Guest Post: From Little Red to Big Red: Becoming a Feminist in High School, Creating Change in College

Jenilssa Holguin

After being at LREI for four years, speaking about diversity and feminism became second nature to me. The classes that I took–such as Fierce and Fabulous: Feminist Women Writers, Artists, and Activists; Queer Identities: LGBT Literature and Film; and Memoir Writing–paired with the student diversity conferences that I attended, as well as the series of speakers that we were lucky to have at my school, all made issues of race, class, gender, and sexuality prevalent in my mind.
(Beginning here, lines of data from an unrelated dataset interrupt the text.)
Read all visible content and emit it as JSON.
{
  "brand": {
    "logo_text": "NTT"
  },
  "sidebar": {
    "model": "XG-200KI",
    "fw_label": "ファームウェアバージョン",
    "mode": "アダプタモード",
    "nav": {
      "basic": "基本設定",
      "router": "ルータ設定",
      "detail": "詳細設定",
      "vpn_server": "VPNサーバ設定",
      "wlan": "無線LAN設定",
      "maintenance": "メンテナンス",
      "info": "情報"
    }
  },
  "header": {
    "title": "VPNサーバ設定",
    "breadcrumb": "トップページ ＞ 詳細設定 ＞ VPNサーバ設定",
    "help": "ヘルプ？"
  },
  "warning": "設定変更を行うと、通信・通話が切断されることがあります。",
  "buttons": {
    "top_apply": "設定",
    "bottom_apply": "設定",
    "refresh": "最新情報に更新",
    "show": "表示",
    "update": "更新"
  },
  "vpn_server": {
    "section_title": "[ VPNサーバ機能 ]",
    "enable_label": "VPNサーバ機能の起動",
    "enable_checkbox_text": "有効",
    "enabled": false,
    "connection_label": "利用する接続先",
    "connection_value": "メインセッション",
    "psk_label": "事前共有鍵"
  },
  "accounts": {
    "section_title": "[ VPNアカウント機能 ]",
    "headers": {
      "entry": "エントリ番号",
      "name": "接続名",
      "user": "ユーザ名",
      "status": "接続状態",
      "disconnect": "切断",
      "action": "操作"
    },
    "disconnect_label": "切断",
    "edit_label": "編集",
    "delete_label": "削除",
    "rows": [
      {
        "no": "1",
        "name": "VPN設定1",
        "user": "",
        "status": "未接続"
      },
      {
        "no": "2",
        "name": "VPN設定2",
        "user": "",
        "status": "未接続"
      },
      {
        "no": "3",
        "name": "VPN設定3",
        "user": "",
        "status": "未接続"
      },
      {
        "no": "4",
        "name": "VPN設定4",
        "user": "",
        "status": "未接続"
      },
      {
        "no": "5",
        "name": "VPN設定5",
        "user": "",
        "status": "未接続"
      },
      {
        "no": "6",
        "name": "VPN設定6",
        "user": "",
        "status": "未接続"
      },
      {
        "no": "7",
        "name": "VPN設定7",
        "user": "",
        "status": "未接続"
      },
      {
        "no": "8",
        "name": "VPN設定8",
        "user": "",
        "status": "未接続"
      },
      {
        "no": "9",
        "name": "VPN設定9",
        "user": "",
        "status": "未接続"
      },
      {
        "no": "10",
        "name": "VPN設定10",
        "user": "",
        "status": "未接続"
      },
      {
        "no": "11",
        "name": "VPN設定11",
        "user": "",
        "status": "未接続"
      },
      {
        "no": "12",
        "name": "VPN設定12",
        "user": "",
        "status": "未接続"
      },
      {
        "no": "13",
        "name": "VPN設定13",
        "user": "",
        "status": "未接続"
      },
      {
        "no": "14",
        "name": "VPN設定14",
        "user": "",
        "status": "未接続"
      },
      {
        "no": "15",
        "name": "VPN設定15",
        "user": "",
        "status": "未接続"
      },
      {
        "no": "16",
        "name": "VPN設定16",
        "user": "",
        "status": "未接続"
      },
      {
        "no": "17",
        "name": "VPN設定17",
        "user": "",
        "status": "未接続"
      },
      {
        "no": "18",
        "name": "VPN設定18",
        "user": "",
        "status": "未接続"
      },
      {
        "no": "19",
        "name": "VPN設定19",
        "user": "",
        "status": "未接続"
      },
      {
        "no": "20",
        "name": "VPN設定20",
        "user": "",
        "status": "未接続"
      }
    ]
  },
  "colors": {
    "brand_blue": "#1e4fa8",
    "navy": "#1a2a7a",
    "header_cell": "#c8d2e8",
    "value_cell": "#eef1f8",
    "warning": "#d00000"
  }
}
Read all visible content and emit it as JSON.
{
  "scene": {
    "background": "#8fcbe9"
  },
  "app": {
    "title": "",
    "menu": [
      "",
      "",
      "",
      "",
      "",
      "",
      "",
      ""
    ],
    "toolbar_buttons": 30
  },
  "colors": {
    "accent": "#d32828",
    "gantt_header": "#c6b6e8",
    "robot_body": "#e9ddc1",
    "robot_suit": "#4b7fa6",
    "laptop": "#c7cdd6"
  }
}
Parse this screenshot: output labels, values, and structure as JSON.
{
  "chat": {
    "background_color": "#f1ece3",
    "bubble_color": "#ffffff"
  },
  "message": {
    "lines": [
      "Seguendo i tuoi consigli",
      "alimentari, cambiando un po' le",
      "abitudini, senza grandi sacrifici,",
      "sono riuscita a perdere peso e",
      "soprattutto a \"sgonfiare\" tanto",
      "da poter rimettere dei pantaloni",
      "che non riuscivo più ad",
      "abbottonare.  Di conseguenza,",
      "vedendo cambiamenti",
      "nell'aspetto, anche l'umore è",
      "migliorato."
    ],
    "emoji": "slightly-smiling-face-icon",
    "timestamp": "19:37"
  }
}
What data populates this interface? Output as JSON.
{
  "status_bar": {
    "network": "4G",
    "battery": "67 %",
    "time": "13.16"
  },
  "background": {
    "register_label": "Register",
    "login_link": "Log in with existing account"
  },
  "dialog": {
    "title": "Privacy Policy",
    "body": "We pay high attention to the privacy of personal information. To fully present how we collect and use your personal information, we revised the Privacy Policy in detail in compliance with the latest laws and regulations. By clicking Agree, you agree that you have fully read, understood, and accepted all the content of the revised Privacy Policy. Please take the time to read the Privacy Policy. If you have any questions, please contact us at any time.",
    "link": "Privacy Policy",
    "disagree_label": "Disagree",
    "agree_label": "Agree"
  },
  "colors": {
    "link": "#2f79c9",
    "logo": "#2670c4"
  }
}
During my years at Little Red, one of my teachers, Ileana Jiménez, helped me find myself, develop my feminist identity, and be proud of who I am. I learned to do diversity work in my everyday life.

When I got accepted to Cornell University I was ecstatic. It was my first choice, and I was going to be the first in my family to go to college. I thought,“It’s a huge school, so I am sure that I can find people who share my views on diversity, since Cornell is pretty diverse.” Boy, was I wrong! During my first weeks there, I noticed how racially segregated my field of hospitality management was as well as the University as a whole. I was taken by surprise when I saw that two clubs that I was interested in were completely segregated. One was all white, and the other was made up of all students of color. Naturally, I joined both, not only because I was interested in both clubs but also because I wanted to get at the root of the problem. Continue reading